Segment Start: DATA RECORDS
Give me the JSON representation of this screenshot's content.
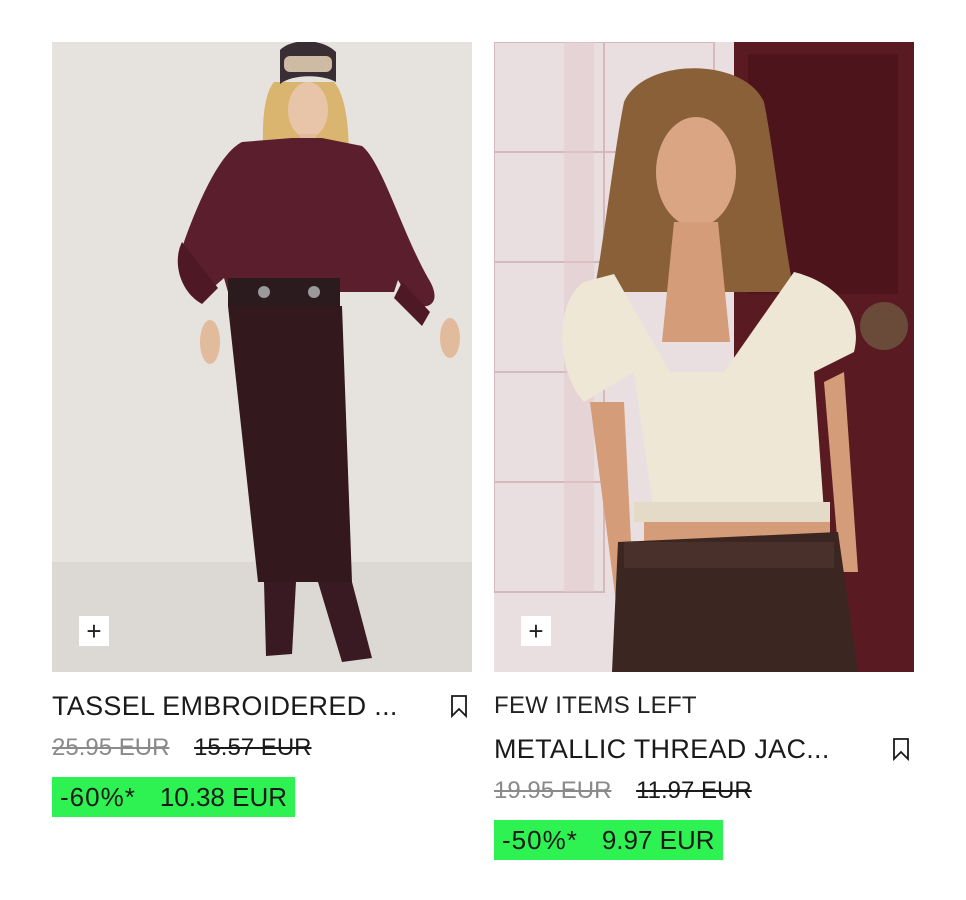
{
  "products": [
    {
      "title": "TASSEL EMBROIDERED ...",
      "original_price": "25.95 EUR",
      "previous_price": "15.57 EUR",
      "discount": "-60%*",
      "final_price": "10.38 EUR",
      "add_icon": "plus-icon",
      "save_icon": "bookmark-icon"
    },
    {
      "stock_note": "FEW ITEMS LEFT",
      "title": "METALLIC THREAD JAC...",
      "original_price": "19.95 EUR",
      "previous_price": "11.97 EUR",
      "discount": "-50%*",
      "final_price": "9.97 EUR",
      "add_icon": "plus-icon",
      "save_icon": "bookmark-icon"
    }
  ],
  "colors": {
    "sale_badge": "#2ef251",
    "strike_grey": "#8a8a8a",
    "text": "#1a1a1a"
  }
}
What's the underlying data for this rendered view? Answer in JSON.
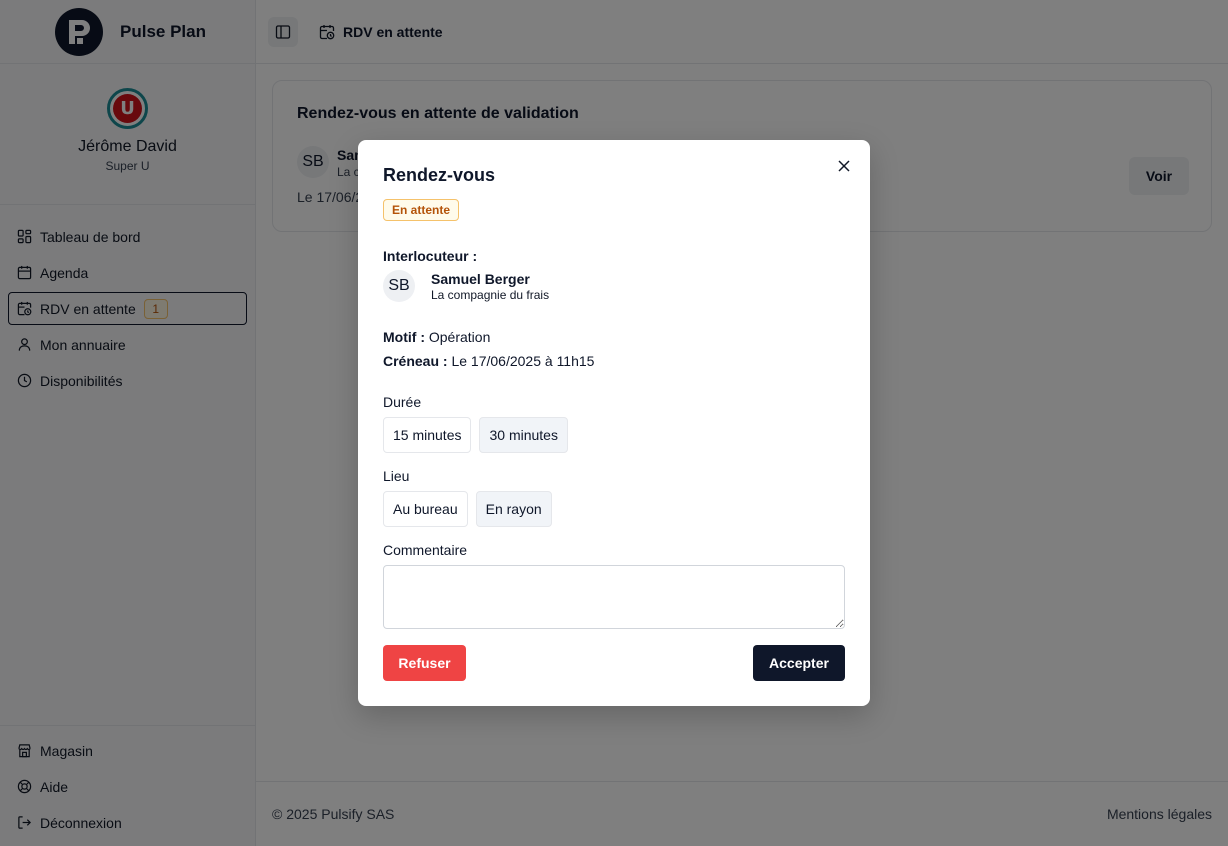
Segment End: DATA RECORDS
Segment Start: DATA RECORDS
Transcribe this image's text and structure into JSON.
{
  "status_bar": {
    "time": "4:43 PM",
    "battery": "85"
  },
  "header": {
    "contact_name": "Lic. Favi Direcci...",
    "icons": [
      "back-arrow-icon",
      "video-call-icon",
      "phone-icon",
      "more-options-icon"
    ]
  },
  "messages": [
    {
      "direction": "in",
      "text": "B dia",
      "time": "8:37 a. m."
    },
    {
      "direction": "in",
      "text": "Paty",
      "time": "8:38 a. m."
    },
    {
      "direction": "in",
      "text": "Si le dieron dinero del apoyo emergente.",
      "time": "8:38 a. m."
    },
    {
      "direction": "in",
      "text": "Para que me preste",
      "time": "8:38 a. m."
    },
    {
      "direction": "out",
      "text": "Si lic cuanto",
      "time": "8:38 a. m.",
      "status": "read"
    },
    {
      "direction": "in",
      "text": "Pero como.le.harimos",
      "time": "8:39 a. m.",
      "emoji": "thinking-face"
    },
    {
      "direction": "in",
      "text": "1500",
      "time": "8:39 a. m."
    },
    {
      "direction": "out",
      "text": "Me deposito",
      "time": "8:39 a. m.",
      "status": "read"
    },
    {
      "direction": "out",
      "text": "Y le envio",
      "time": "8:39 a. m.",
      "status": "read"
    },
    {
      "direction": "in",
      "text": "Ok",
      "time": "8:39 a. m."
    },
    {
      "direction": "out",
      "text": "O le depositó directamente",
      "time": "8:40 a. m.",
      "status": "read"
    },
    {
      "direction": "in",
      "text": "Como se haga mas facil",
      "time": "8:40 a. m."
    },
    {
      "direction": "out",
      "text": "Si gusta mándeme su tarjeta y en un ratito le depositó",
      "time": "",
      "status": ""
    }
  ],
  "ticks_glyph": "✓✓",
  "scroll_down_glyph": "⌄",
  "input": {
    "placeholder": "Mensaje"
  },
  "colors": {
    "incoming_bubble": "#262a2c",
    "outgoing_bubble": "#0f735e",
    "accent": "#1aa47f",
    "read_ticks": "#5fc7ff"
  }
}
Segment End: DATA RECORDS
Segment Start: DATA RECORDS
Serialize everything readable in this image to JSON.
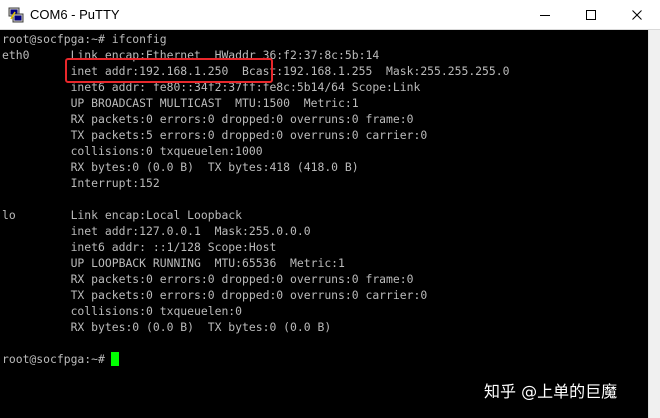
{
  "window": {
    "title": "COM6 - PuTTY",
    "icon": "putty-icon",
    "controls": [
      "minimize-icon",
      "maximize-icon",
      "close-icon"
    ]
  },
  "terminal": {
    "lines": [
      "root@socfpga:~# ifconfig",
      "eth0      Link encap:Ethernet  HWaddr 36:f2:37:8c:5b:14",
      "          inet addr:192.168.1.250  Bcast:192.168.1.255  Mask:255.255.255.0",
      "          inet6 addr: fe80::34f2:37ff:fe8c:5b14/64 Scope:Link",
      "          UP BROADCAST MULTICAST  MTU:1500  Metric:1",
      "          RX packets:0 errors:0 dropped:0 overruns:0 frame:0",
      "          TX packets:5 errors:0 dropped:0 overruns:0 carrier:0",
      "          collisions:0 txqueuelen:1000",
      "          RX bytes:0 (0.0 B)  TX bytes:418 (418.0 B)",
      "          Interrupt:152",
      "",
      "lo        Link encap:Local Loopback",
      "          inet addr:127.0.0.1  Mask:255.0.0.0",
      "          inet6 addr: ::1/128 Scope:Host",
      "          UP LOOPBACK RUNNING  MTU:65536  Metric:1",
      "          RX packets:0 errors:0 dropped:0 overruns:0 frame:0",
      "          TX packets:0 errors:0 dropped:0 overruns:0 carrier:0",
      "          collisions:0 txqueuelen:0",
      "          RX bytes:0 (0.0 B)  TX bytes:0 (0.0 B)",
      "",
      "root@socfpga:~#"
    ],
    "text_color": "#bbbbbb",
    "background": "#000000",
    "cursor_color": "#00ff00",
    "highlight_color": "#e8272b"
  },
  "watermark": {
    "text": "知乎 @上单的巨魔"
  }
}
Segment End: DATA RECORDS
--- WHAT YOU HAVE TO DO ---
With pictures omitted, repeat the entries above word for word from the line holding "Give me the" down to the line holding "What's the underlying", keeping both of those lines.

--- YOUR SOLUTION ---
Give me the JSON representation of this screenshot's content.
{
  "products": [
    {
      "title": "TASSEL EMBROIDERED ...",
      "original_price": "25.95 EUR",
      "previous_price": "15.57 EUR",
      "discount": "-60%*",
      "final_price": "10.38 EUR",
      "add_icon": "plus-icon",
      "save_icon": "bookmark-icon"
    },
    {
      "stock_note": "FEW ITEMS LEFT",
      "title": "METALLIC THREAD JAC...",
      "original_price": "19.95 EUR",
      "previous_price": "11.97 EUR",
      "discount": "-50%*",
      "final_price": "9.97 EUR",
      "add_icon": "plus-icon",
      "save_icon": "bookmark-icon"
    }
  ],
  "colors": {
    "sale_badge": "#2ef251",
    "strike_grey": "#8a8a8a",
    "text": "#1a1a1a"
  }
}
What's the underlying data for this rendered view? Answer in JSON.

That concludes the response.